▶ Element data from apps and pages:
⁂
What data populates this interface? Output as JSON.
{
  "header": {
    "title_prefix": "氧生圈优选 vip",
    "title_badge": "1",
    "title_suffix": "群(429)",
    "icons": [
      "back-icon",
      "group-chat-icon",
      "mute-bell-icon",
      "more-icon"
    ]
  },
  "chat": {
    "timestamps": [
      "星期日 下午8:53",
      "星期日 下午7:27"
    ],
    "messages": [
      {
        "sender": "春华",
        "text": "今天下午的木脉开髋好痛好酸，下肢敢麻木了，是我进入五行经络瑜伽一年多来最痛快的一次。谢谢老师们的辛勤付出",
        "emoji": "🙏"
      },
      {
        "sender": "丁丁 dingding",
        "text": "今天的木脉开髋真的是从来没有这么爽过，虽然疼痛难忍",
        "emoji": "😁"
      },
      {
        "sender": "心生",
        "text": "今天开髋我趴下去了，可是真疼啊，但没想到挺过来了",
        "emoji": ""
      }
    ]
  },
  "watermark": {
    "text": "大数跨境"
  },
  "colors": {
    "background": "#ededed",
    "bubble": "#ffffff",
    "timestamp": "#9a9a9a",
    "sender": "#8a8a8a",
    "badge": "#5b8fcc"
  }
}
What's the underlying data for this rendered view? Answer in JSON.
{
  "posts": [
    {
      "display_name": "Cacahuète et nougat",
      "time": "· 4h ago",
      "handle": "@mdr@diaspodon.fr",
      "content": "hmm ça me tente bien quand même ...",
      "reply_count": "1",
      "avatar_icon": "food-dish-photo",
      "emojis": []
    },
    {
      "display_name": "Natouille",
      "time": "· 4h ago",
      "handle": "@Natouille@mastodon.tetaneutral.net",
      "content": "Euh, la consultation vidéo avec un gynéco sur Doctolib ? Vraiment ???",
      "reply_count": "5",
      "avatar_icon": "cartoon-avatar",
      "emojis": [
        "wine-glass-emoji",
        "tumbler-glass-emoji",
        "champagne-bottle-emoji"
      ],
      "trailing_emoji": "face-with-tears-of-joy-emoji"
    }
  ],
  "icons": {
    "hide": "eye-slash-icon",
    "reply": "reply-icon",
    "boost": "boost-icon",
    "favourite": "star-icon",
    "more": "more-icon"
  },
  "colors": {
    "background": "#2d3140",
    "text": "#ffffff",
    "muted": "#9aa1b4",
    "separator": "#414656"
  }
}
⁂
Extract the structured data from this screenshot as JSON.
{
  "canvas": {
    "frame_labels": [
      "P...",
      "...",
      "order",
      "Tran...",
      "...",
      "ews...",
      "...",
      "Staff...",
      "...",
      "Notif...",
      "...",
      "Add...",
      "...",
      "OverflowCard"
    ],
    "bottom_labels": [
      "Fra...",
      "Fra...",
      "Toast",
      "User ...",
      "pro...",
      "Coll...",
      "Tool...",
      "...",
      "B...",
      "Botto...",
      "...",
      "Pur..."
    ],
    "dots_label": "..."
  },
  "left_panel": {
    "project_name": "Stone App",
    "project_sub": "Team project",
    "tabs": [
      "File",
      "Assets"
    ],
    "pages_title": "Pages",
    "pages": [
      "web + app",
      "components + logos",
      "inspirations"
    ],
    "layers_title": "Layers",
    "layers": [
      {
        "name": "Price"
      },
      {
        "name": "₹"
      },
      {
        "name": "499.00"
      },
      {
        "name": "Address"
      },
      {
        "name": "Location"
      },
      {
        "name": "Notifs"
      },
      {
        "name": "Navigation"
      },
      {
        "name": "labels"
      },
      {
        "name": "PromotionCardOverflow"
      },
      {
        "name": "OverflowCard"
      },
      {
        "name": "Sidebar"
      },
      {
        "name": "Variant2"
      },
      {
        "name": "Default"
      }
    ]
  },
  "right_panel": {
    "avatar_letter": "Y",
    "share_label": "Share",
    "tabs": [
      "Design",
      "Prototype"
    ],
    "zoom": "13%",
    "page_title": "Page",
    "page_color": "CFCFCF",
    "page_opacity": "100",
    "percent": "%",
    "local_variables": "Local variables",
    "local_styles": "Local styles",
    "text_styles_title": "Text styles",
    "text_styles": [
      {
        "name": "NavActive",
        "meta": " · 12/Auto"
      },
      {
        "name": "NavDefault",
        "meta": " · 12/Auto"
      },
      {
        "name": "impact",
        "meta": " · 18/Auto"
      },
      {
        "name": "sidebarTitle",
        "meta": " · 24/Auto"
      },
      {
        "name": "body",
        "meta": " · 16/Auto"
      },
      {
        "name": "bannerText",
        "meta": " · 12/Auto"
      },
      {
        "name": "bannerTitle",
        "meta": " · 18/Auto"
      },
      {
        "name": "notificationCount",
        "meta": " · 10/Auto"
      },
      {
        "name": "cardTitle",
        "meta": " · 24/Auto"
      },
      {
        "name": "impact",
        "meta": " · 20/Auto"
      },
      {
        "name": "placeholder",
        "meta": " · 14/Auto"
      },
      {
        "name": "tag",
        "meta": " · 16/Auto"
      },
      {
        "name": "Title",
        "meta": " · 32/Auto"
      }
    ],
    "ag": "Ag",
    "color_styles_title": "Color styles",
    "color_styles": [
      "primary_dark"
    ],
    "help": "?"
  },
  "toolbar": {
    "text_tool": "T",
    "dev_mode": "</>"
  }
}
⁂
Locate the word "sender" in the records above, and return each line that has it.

▶ Answer box:
        "sender": "春华",
        "sender": "丁丁 dingding",
        "sender": "心生",
    "sender": "#8a8a8a",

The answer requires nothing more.